Some kids begin playing soccer…or football…or basketball…around the age of three or four. By the time they are young elementary school students, they are used to eating dinner in the car while being shuttled to practices, and well-versed in waking early on Saturday mornings for games. Then there is us. As I stood on the side of the Harker Heights soccer field this week watching my 8-year-old attempt to maneuver the ball around a series of orange cones, it hit me just how “on the late show” we really are. Most of the other kids had clearly been playing for a few years and it showed in their coordination, agility, and overall confidence out there. (One boy in particular—a strapping and very handsome Aryan-looking kid—had all the grace and poise of a young Pele. And his parents—with their foldable chairs and cooler full of Gatorade—looked like they’d been on a soccer field or two in their time.)
My mother once told me many years ago when I was a teenager that there comes a day in a woman’s life when she becomes, well, a little bit “invisible.”
The change of command is over, one set of my in-laws has left after many hugs and more than a few tears, and Rob’s deployment is only a handful of days away. My mother-in-law kindly stayed on a few extra days so Rob and I could escape to Austin for an overnight. But I don’t need a calendar to realize he’s leaving soon. I know it by the permanent lump in my throat, by the way I’m sleeping (not well) and the general uneasiness that lingers.

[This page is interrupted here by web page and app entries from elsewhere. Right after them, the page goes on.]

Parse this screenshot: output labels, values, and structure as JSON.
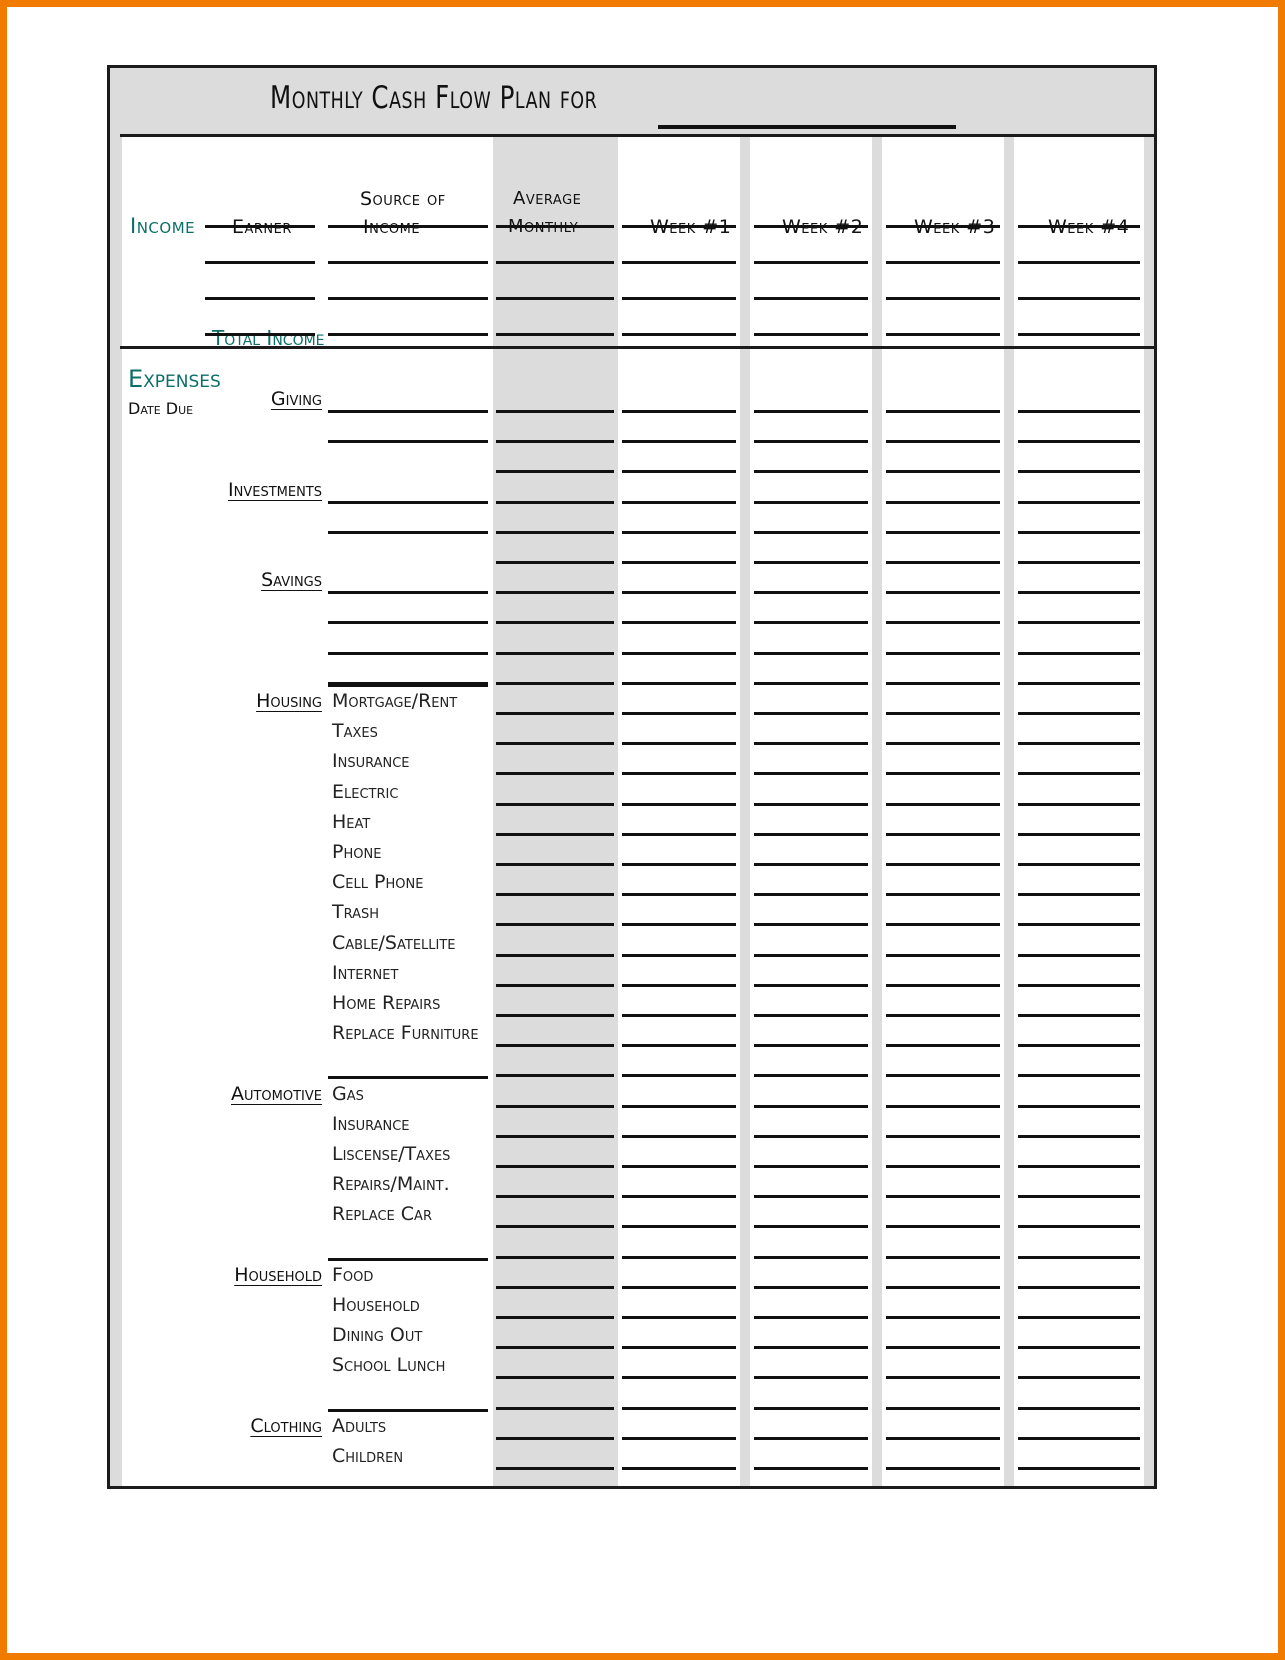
{
  "theme": {
    "border_orange": "#F07B00",
    "accent_teal": "#0c6f67",
    "shade_grey": "#dcdcdc",
    "ink": "#111111"
  },
  "document": {
    "title": "Monthly Cash Flow Plan for",
    "title_blank": ""
  },
  "income": {
    "section_label": "Income",
    "columns": {
      "earner": "Earner",
      "source_line1": "Source of",
      "source_line2": "Income",
      "average_line1": "Average",
      "average_line2": "Monthly",
      "week1": "Week #1",
      "week2": "Week #2",
      "week3": "Week #3",
      "week4": "Week #4"
    },
    "blank_rows": 4,
    "total_label": "Total Income"
  },
  "expenses": {
    "section_label": "Expenses",
    "date_due_label": "Date Due",
    "groups": [
      {
        "name": "Giving",
        "blank_items": 2,
        "items": []
      },
      {
        "name": "Investments",
        "blank_items": 2,
        "items": []
      },
      {
        "name": "Savings",
        "blank_items": 3,
        "items": []
      },
      {
        "name": "Housing",
        "blank_items": 0,
        "items": [
          "Mortgage/Rent",
          "Taxes",
          "Insurance",
          "Electric",
          "Heat",
          "Phone",
          "Cell Phone",
          "Trash",
          "Cable/Satellite",
          "Internet",
          "Home Repairs",
          "Replace Furniture"
        ]
      },
      {
        "name": "Automotive",
        "blank_items": 0,
        "items": [
          "Gas",
          "Insurance",
          "Liscense/Taxes",
          "Repairs/Maint.",
          "Replace Car"
        ]
      },
      {
        "name": "Household",
        "blank_items": 0,
        "items": [
          "Food",
          "Household",
          "Dining Out",
          "School Lunch"
        ]
      },
      {
        "name": "Clothing",
        "blank_items": 0,
        "items": [
          "Adults",
          "Children"
        ]
      }
    ]
  }
}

Does anyone remember the children’s classic book, “Alexander and the Terrible, Horrible, No-Good, Very Bad Day?” Because that’s been the trend in our household since we returned from our 10-day vacation to Montana.